Overheard via Twitter and Donncha today: the British Prime Minister’s office has recently launched its official site, number10.gov.uk. The site reportedly runs on WordPress, and the blog format was intentional on the design team’s part.
The site aims to bring interactivity to governance, by allowing readers to field questions and submit electronic petitions to the Prime Minister’s office.
Our new site aims to keep you up to date with all of the developments of the PM’s activities through news stories, videos, Flickr images and our Twitter channel.
There are also plenty of interactive features available, including the opportunity to post your video questions directly to the PM, submit e-petitions and take part in webchats with ministers.
Readers reported slow loading and a few errors during the first few hours of operation, but that was attributed to traffic spikes; the caching plugin supposedly did its job in optimizing for speed once the static files were in place.
J. Angelo Racoma is a technology journalist for CMSWire and TFTS. A former editor at Splashpress Media, The Blog Herald and Performancing, he now does consultancy work through WorkSmartr.com. Follow him at racoma.net and on Twitter.
It’s worse than that.
The site has BASIC accessibility errors and is riddled with invalid mark-up and it’s certainly not anywhere near acheiving a WCAG-aa pass (including manual checks).
That Accessibility page does nothing for the user other than repeat the usual “offer the basic facts regarding an initiative while failing to fully implement them with any understanding of the underlying principles – all likely of NO VALUE to the user or at best, offering what they already know (such as text resizing – oh dear!).
This deployment (using WordPress) has been rolled out bereft of any meaningful testing – and I’m still trying to work out why the breadcrumb offer me “Home is greater than Footer is greater than Accessibility”. And how does Footer work as a directory? And god help those on 800px monitors – OK, the percentage of users on these is decreasing, but you still have to cater for it!
When a site such as this fails Guidelines 12.4 and 13.1 (twice), I cringe – BASIC schoolboy errors.
And where’s my VISIBLE ‘skip to content’ link?
Lip service only to Accessibility, as usual.
I expect the addition of BETA in the branding is there to fend of any such criticisms but ask yourself;
Why launch a site if you haven’t tested it?
What does slapping a BETA on there say about the owners of the site?
Why wait until the end of the year to fix BASIC problems?
Have they the minerals to submit this site to an accessibility audit?
I wonder what this awful customisation/implementation of WP cost the British tax payer! No more than a couple of grand, I hope but the true cost I wager will be much higher.
No 10, sack the amateurs, hire professionals and stop wasting peoples time and money.
It’s not as awful as you imply, Bob. The vast majority of people aren’t going to actually notice or care about the things you mention, which aren’t really things other huge sites out there don’t break.
Just because it’s a government site doesn’t mean it’s going to be perfect.
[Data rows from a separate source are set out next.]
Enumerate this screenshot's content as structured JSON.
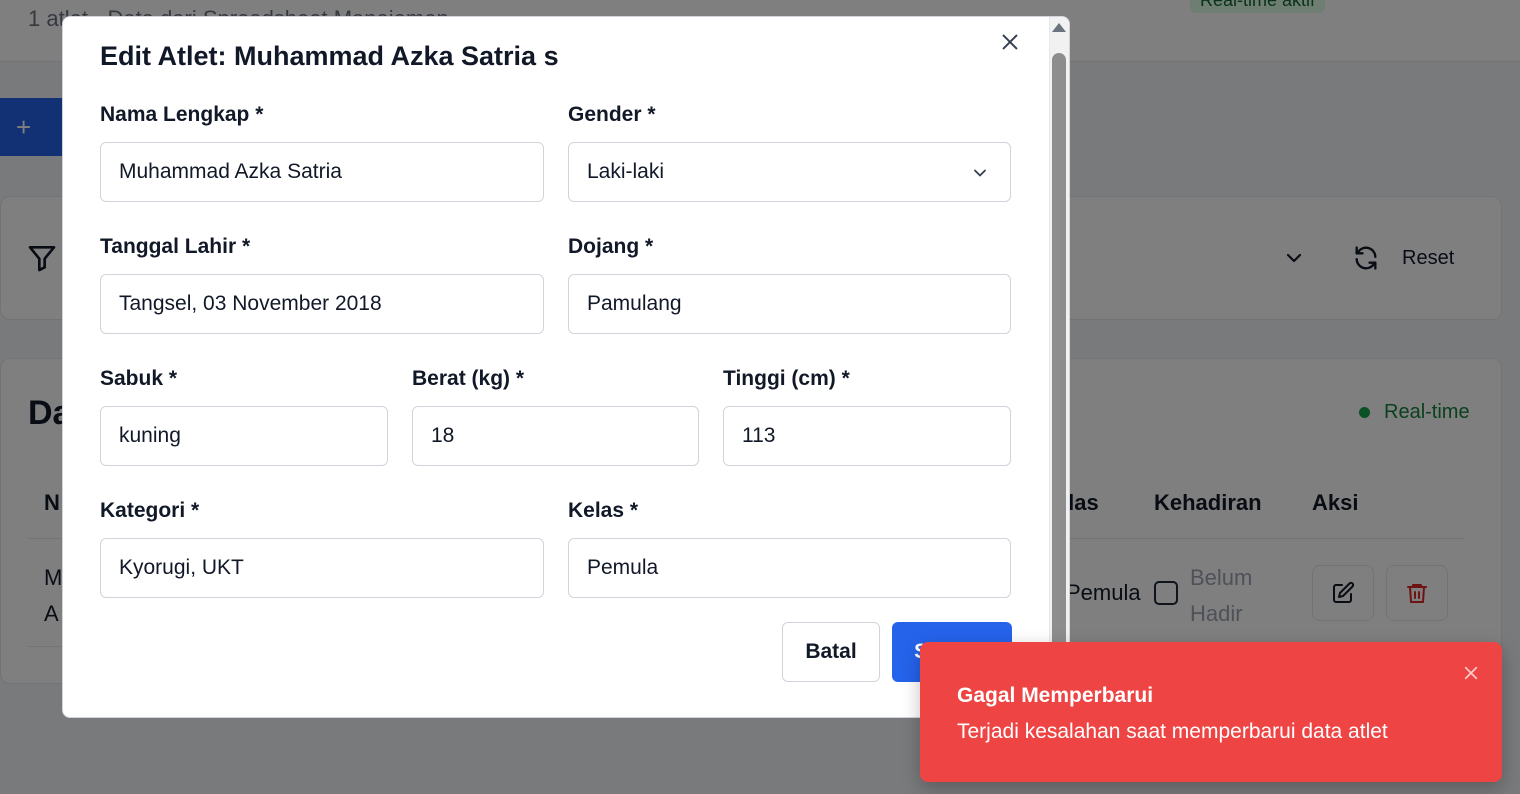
{
  "background": {
    "subtitle": "1 atlet · Data dari Spreadsheet Manajemen",
    "realtime_badge_top": "Real-time aktif",
    "add_icon": "+",
    "reset_label": "Reset",
    "list_title": "Da",
    "realtime_label": "Real-time",
    "table_headers": {
      "name_initial": "N",
      "kelas": "Kelas",
      "kehadiran": "Kehadiran",
      "aksi": "Aksi"
    },
    "row": {
      "name_line1": "M",
      "name_line2": "A",
      "kelas": "Pemula",
      "hadir_line1": "Belum",
      "hadir_line2": "Hadir"
    },
    "icons": [
      "filter-icon",
      "chevron-down-icon",
      "refresh-icon",
      "edit-icon",
      "trash-icon"
    ],
    "colors": {
      "primary": "#2563eb",
      "success": "#16a34a",
      "danger": "#dc2626"
    }
  },
  "modal": {
    "title": "Edit Atlet: Muhammad Azka Satria s",
    "fields": {
      "nama": {
        "label": "Nama Lengkap *",
        "value": "Muhammad Azka Satria"
      },
      "gender": {
        "label": "Gender *",
        "value": "Laki-laki"
      },
      "tanggal_lahir": {
        "label": "Tanggal Lahir *",
        "value": "Tangsel, 03 November 2018"
      },
      "dojang": {
        "label": "Dojang *",
        "value": "Pamulang"
      },
      "sabuk": {
        "label": "Sabuk *",
        "value": "kuning"
      },
      "berat": {
        "label": "Berat (kg) *",
        "value": "18"
      },
      "tinggi": {
        "label": "Tinggi (cm) *",
        "value": "113"
      },
      "kategori": {
        "label": "Kategori *",
        "value": "Kyorugi, UKT"
      },
      "kelas": {
        "label": "Kelas *",
        "value": "Pemula"
      }
    },
    "cancel_label": "Batal",
    "save_label": "Simpan",
    "icons": [
      "close-icon",
      "chevron-down-icon"
    ]
  },
  "toast": {
    "title": "Gagal Memperbarui",
    "message": "Terjadi kesalahan saat memperbarui data atlet",
    "color": "#ef4444",
    "icon": "close-icon"
  }
}
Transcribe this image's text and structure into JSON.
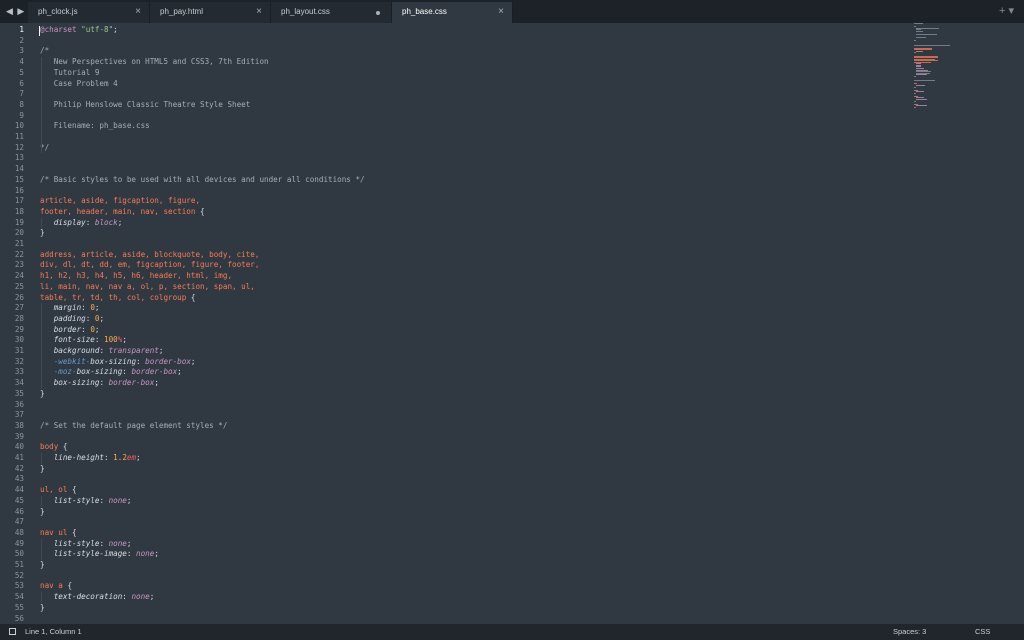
{
  "tabs": [
    {
      "label": "ph_clock.js",
      "state": "close"
    },
    {
      "label": "ph_pay.html",
      "state": "close"
    },
    {
      "label": "ph_layout.css",
      "state": "dirty"
    },
    {
      "label": "ph_base.css",
      "state": "close",
      "active": true
    }
  ],
  "tab_tools": "+ ▾",
  "nav_arrows": "◀ ▶",
  "editor": {
    "current_line": 1,
    "lines": [
      [
        [
          "at",
          "@charset "
        ],
        [
          "str",
          "\"utf-8\""
        ],
        [
          "",
          "; "
        ]
      ],
      [],
      [
        [
          "com",
          "/*"
        ]
      ],
      [
        [
          "com",
          "   New Perspectives on HTML5 and CSS3, 7th Edition"
        ]
      ],
      [
        [
          "com",
          "   Tutorial 9"
        ]
      ],
      [
        [
          "com",
          "   Case Problem 4"
        ]
      ],
      [],
      [
        [
          "com",
          "   Philip Henslowe Classic Theatre Style Sheet"
        ]
      ],
      [],
      [
        [
          "com",
          "   Filename: ph_base.css"
        ]
      ],
      [],
      [
        [
          "com",
          "*/"
        ]
      ],
      [],
      [],
      [
        [
          "com",
          "/* Basic styles to be used with all devices and under all conditions */"
        ]
      ],
      [],
      [
        [
          "sel",
          "article, aside, figcaption, figure,"
        ]
      ],
      [
        [
          "sel",
          "footer, header, main, nav, section "
        ],
        [
          "",
          "{"
        ]
      ],
      [
        [
          "",
          "   "
        ],
        [
          "prop",
          "display"
        ],
        [
          "",
          ": "
        ],
        [
          "val",
          "block"
        ],
        [
          "",
          ";"
        ]
      ],
      [
        [
          "",
          "}"
        ]
      ],
      [],
      [
        [
          "sel",
          "address, article, aside, blockquote, body, cite,"
        ]
      ],
      [
        [
          "sel",
          "div, dl, dt, dd, em, figcaption, figure, footer,"
        ]
      ],
      [
        [
          "sel",
          "h1, h2, h3, h4, h5, h6, header, html, img,"
        ]
      ],
      [
        [
          "sel",
          "li, main, nav, nav a, ol, p, section, span, ul,"
        ]
      ],
      [
        [
          "sel",
          "table, tr, td, th, col, colgroup "
        ],
        [
          "",
          "{"
        ]
      ],
      [
        [
          "",
          "   "
        ],
        [
          "prop",
          "margin"
        ],
        [
          "",
          ": "
        ],
        [
          "num",
          "0"
        ],
        [
          "",
          ";"
        ]
      ],
      [
        [
          "",
          "   "
        ],
        [
          "prop",
          "padding"
        ],
        [
          "",
          ": "
        ],
        [
          "num",
          "0"
        ],
        [
          "",
          ";"
        ]
      ],
      [
        [
          "",
          "   "
        ],
        [
          "prop",
          "border"
        ],
        [
          "",
          ": "
        ],
        [
          "num",
          "0"
        ],
        [
          "",
          ";"
        ]
      ],
      [
        [
          "",
          "   "
        ],
        [
          "prop",
          "font-size"
        ],
        [
          "",
          ": "
        ],
        [
          "num",
          "100"
        ],
        [
          "unit",
          "%"
        ],
        [
          "",
          ";"
        ]
      ],
      [
        [
          "",
          "   "
        ],
        [
          "prop",
          "background"
        ],
        [
          "",
          ": "
        ],
        [
          "val",
          "transparent"
        ],
        [
          "",
          ";"
        ]
      ],
      [
        [
          "",
          "   "
        ],
        [
          "vendor",
          "-webkit-"
        ],
        [
          "prop",
          "box-sizing"
        ],
        [
          "",
          ": "
        ],
        [
          "val",
          "border-box"
        ],
        [
          "",
          ";"
        ]
      ],
      [
        [
          "",
          "   "
        ],
        [
          "vendor",
          "-moz-"
        ],
        [
          "prop",
          "box-sizing"
        ],
        [
          "",
          ": "
        ],
        [
          "val",
          "border-box"
        ],
        [
          "",
          ";"
        ]
      ],
      [
        [
          "",
          "   "
        ],
        [
          "prop",
          "box-sizing"
        ],
        [
          "",
          ": "
        ],
        [
          "val",
          "border-box"
        ],
        [
          "",
          ";"
        ]
      ],
      [
        [
          "",
          "}"
        ]
      ],
      [],
      [],
      [
        [
          "com",
          "/* Set the default page element styles */"
        ]
      ],
      [],
      [
        [
          "sel",
          "body "
        ],
        [
          "",
          "{"
        ]
      ],
      [
        [
          "",
          "   "
        ],
        [
          "prop",
          "line-height"
        ],
        [
          "",
          ": "
        ],
        [
          "num",
          "1.2"
        ],
        [
          "unit",
          "em"
        ],
        [
          "",
          ";"
        ]
      ],
      [
        [
          "",
          "}"
        ]
      ],
      [],
      [
        [
          "sel",
          "ul, ol "
        ],
        [
          "",
          "{"
        ]
      ],
      [
        [
          "",
          "   "
        ],
        [
          "prop",
          "list-style"
        ],
        [
          "",
          ": "
        ],
        [
          "val",
          "none"
        ],
        [
          "",
          ";"
        ]
      ],
      [
        [
          "",
          "}"
        ]
      ],
      [],
      [
        [
          "sel",
          "nav ul "
        ],
        [
          "",
          "{"
        ]
      ],
      [
        [
          "",
          "   "
        ],
        [
          "prop",
          "list-style"
        ],
        [
          "",
          ": "
        ],
        [
          "val",
          "none"
        ],
        [
          "",
          ";"
        ]
      ],
      [
        [
          "",
          "   "
        ],
        [
          "prop",
          "list-style-image"
        ],
        [
          "",
          ": "
        ],
        [
          "val",
          "none"
        ],
        [
          "",
          ";"
        ]
      ],
      [
        [
          "",
          "}"
        ]
      ],
      [],
      [
        [
          "sel",
          "nav a "
        ],
        [
          "",
          "{"
        ]
      ],
      [
        [
          "",
          "   "
        ],
        [
          "prop",
          "text-decoration"
        ],
        [
          "",
          ": "
        ],
        [
          "val",
          "none"
        ],
        [
          "",
          ";"
        ]
      ],
      [
        [
          "",
          "}"
        ]
      ],
      []
    ]
  },
  "statusbar": {
    "position": "Line 1, Column 1",
    "spaces": "Spaces: 3",
    "syntax": "CSS"
  },
  "colors": {
    "background": "#303841",
    "selector": "#f97b58",
    "comment": "#a6acb9",
    "value": "#c695c6",
    "number": "#f9ae58",
    "string": "#99c794"
  }
}
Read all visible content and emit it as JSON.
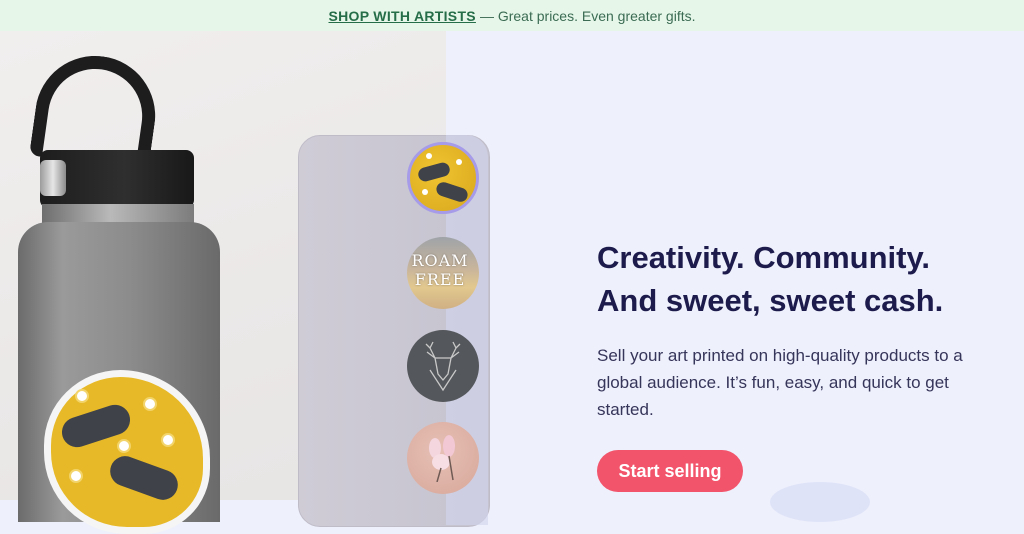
{
  "banner": {
    "link_label": "SHOP WITH ARTISTS",
    "message": "— Great prices. Even greater gifts."
  },
  "product_options": [
    {
      "name": "badger-sticker",
      "selected": true
    },
    {
      "name": "roam-free-sticker",
      "text": "ROAM FREE",
      "selected": false
    },
    {
      "name": "deer-sticker",
      "selected": false
    },
    {
      "name": "magnolia-sticker",
      "selected": false
    }
  ],
  "hero": {
    "headline_line1": "Creativity. Community.",
    "headline_line2": "And sweet, sweet cash.",
    "description": "Sell your art printed on high-quality products to a global audience. It’s fun, easy, and quick to get started.",
    "cta_label": "Start selling"
  },
  "colors": {
    "banner_bg": "#e6f7e9",
    "banner_link": "#256d48",
    "right_panel_bg": "#eef0fc",
    "headline": "#1c1b4b",
    "cta_bg": "#f2546b",
    "selected_ring": "#a59be8"
  },
  "icons": [
    "deer-icon",
    "magnolia-icon",
    "flower-icon",
    "badger-illustration"
  ]
}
Indeed, usually they’re crap — at least this is a step in the right direction. I trust you’ve contacted them to let them know of your concerns? Hopefully with less of the emotional clutter you filled your above comment with.
Work is needed, but don’t write it off as a complete waste of time. Technical issues aside, the actual goal of the site is sound and it will probably be a development appreciated by far more people than are pissed off by guidelines 12.4 and 13.1. And do you really care about a few thousand for a website when so many millions are squandered elsewhere? It’s a relative drop in the ocean.
With regards to your 800px point, it might be worth noting that the content is (possibly intentionally) completely visible on 800×600, as is the main navigation. It’s only the peripheral stuff on the side that’s lost on such users, which I think is a perfectly acceptable compromise now they’ve been squeezed down to a ~7% minority.
Granted, technical ways of getting around it do exist (ie: converting from three column to two when on 800×600), but having a horizontal scrollbar is something I’d imagine 800×600 people are now used to.
Sir, granted it’s a step in the right direction (I’m sure Jacob Nielsen wouldn’t agree), yet I stand by my comments and ask, “what about the governments own DDA”? Offer the RNIB (for example) your ‘mitigating circumstances’ and see if they agree with you. I wager that they won’t be so forgiving.